Record extracts:
++++++++++++++++++++
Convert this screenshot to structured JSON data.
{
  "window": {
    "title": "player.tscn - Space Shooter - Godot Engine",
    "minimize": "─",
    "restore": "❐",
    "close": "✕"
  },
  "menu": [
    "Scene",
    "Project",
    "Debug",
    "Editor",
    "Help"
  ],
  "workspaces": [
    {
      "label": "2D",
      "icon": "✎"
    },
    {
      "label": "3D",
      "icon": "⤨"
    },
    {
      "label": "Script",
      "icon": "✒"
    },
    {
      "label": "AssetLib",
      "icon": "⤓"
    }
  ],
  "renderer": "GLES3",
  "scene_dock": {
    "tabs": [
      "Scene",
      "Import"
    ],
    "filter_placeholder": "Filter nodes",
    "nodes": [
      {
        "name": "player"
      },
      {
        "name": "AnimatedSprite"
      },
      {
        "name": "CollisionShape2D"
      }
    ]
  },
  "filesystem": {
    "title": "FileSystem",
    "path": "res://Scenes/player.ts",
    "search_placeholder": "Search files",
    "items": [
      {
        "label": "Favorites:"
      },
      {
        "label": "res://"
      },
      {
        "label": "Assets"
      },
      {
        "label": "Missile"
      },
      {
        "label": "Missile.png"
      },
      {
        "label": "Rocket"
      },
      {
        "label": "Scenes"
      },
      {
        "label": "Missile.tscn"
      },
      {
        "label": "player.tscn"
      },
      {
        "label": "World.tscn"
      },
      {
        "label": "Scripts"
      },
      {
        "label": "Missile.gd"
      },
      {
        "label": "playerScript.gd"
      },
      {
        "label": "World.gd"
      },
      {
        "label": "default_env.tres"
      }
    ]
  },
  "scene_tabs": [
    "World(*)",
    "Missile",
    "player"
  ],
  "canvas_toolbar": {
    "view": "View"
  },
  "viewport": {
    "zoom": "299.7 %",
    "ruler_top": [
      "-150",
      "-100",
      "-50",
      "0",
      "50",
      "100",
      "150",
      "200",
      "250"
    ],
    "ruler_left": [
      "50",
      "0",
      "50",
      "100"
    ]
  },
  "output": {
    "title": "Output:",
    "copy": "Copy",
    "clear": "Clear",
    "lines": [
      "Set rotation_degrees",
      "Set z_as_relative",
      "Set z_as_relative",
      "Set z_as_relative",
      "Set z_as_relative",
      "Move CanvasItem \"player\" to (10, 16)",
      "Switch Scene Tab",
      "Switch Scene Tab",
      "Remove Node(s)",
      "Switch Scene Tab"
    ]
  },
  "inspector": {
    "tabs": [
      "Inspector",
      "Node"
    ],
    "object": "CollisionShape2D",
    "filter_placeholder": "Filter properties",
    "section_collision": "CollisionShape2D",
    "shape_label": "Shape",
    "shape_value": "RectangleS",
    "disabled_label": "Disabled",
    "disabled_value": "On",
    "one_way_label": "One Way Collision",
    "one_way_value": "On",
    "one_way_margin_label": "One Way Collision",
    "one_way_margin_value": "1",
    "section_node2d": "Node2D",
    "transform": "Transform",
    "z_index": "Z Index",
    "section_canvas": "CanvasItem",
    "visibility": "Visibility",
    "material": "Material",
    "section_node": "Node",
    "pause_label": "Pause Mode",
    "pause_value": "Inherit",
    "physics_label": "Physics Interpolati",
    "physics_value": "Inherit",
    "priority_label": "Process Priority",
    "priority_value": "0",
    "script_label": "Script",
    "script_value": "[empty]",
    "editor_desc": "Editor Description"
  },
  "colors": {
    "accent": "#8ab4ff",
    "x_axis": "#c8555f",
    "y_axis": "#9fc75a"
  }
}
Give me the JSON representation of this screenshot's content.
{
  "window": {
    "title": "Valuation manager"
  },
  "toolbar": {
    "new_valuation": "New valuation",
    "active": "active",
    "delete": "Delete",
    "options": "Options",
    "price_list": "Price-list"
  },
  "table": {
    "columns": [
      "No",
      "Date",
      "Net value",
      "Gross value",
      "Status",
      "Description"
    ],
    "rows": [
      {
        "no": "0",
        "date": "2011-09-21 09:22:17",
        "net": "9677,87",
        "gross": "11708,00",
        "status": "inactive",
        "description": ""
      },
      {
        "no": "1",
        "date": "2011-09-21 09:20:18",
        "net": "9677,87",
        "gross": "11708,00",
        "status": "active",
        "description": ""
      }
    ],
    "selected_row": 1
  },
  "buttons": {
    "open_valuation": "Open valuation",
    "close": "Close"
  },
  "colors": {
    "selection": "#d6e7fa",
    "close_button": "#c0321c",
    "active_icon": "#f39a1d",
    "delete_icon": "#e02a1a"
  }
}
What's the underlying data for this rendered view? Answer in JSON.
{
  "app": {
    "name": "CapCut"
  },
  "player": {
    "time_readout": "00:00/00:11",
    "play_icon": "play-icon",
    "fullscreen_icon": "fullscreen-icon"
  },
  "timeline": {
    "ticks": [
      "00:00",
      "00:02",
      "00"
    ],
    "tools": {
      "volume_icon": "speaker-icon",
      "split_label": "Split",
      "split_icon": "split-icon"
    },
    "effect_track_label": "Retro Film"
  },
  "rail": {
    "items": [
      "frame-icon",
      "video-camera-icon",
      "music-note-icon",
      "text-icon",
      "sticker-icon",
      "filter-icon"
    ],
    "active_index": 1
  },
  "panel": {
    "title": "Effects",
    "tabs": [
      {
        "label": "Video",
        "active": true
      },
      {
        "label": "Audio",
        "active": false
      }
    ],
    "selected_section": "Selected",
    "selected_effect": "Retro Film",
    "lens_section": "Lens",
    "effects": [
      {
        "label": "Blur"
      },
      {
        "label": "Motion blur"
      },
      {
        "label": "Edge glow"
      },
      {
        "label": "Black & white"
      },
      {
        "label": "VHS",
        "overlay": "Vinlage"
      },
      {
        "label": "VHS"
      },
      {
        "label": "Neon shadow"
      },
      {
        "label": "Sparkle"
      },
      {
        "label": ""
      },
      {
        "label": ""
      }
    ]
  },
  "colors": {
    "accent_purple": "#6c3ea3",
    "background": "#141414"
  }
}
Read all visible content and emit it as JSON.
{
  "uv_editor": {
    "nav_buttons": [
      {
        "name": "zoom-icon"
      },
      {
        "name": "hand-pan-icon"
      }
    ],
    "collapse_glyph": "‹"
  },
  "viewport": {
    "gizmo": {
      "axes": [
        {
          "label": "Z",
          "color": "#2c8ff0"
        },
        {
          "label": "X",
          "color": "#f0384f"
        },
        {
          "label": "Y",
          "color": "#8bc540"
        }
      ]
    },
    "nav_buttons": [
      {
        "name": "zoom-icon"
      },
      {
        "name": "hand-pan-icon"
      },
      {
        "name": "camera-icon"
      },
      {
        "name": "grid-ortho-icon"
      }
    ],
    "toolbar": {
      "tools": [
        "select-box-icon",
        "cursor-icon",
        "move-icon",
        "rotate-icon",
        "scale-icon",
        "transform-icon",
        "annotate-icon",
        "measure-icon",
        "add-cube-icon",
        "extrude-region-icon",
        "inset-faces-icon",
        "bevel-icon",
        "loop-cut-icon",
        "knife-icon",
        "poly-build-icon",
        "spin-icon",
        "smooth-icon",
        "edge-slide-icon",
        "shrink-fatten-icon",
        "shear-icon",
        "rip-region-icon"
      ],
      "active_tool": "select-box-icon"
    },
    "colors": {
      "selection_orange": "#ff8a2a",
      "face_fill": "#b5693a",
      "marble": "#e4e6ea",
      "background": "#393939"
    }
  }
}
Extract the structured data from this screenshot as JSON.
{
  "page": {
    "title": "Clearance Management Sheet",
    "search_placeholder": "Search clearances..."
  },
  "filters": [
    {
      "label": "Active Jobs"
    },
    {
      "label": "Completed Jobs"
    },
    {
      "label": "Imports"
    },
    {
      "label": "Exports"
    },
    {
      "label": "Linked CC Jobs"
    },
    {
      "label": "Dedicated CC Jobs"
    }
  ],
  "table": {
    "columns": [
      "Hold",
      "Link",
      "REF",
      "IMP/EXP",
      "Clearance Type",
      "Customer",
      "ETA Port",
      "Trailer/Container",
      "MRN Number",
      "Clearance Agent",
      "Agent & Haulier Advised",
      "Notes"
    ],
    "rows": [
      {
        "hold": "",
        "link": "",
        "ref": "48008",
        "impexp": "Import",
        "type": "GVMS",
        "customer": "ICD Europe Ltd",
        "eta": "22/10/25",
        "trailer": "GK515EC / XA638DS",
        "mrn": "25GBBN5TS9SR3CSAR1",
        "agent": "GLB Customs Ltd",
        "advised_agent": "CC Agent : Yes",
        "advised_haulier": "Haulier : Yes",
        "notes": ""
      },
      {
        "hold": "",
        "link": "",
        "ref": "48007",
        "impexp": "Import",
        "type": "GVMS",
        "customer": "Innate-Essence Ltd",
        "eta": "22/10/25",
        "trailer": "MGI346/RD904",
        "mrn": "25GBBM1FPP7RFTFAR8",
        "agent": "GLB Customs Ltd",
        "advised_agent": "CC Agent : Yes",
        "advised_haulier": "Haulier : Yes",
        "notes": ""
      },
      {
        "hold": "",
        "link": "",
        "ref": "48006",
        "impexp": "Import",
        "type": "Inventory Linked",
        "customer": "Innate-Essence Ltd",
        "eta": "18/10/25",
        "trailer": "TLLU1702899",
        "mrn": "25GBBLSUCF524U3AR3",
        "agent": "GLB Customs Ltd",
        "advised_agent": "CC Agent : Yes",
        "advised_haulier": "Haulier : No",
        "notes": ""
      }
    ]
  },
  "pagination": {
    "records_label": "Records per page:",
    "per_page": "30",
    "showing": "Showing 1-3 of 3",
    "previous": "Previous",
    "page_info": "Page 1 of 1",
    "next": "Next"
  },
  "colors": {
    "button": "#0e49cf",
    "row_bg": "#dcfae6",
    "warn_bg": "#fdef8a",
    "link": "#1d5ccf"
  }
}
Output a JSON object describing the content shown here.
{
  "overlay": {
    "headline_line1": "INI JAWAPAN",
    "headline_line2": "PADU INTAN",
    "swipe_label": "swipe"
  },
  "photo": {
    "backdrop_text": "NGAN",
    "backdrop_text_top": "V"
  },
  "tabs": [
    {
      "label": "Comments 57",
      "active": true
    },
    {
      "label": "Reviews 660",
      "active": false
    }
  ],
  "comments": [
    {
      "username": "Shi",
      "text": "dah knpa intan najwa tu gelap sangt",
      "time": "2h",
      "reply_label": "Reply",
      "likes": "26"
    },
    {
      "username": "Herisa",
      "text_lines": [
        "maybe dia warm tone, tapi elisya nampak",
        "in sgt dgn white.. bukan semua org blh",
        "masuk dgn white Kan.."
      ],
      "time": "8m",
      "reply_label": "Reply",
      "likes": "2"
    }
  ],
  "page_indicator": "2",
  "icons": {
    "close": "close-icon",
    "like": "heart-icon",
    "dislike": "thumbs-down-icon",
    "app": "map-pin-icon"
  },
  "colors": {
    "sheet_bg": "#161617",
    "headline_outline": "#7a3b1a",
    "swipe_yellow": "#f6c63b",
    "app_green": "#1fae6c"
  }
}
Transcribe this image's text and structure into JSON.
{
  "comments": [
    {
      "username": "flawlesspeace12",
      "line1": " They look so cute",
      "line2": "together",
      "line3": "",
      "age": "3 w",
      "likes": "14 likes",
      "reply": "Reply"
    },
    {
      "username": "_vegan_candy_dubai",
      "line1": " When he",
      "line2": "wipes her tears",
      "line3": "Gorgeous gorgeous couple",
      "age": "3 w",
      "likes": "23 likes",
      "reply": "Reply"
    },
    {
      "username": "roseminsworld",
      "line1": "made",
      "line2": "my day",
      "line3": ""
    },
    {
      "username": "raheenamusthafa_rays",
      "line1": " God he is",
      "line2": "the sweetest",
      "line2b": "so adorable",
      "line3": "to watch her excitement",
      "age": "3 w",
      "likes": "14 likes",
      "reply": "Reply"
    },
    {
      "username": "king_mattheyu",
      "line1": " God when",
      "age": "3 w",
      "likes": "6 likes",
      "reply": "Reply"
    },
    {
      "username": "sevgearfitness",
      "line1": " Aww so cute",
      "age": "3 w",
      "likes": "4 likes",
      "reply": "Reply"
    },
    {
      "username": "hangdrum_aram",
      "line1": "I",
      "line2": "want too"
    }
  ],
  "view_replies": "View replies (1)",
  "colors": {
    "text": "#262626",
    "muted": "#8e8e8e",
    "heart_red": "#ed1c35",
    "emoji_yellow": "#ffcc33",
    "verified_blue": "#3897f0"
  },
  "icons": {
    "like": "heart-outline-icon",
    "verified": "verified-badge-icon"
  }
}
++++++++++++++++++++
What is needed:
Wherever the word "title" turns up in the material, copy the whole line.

Written response:
    "title": "player.tscn - Space Shooter - Godot Engine",
    "title": "FileSystem",
    "title": "Output:",
    "title": "Valuation manager"
    "title": "Effects",
    "title": "Clearance Management Sheet",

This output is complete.